3 Things You Should Know About Named Data Networking
UCLA and Cisco recently joined others in the industry in a consortium to discuss the future of TCP/IP. Since the 70s, the industry has operated under a set of networking standards designed to protect communication as it traveled from one server to another. Transmission Control Protocol/Internet Protocol is a packet-based system that is used both on private and public networks.
As the internet has grown and matured, however, IT experts have questioned the security of the original TCP/IP setup. As Washington University computer science professor Patrick Crowley points out, there is a demand for a system that sends information efficiently while also protecting privacy. TCP/IP was designed during a much earlier time. Named Data Networking (NDN) technology is emerging as a much better solution for today’s internet architecture, giving businesses and consumers a much higher level of security when sending and receiving data.
While NDN is a relatively new concept, the movement to make it the industry standard has been ongoing for some time. Here are three major things you should know about NDN.
NDN Removes Numeric-Based Naming
As IT administrators know, TCP/IP addressing employs a complicated system of naming servers and hosts. These numbers are generally presented as four sets of numbers separated by a period. An example of an IP address is 255.255.255.0. NDN seeks to replace that complicated, difficult-to-remember naming system with a more user-friendly one.
NDN Will Outlast TCP/IP
This naming system is also beneficial because the four-set numbering system has a finite future, while NDN is limitless. If the industry continues on its current course, the numbers available will be exhausted, leaving industry leaders to come up with an alternative anyway.
Work on NDN is Industry-Wide
The consortium attendees are only a sampling of the many organizations backing the switch. In 2010, the National Science Foundation put more than $13.5 million into the project, publicly expressing its belief that NDN is the future.
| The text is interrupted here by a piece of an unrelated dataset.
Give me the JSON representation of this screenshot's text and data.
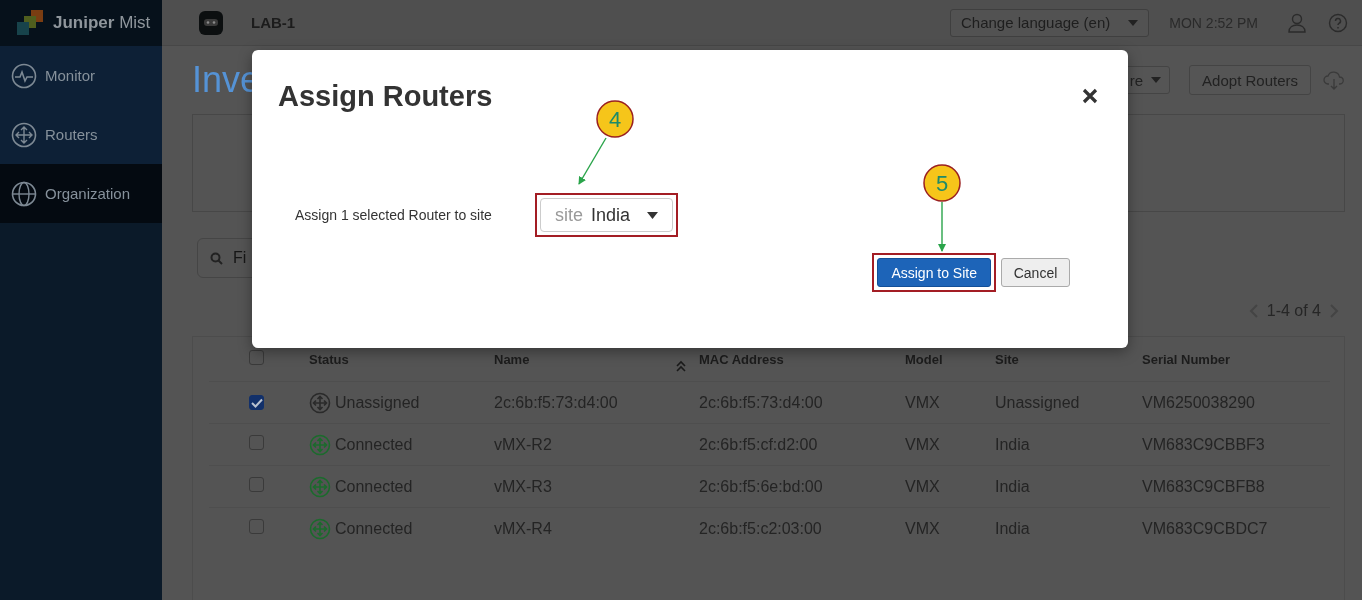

The money went to a variety of organizations who have been hard at work on the project, examining every possible angle of a world in which NDN predominates.
While the discussion about NDN is ongoing, its future as the top networking protocol seems inevitable. Since it promises to provide a greater level of security to users, especially businesses, NDN is understandably a preferred choice for many who work in information technology today. As more businesses migrate their important data to the cloud, internet security will be more important than ever.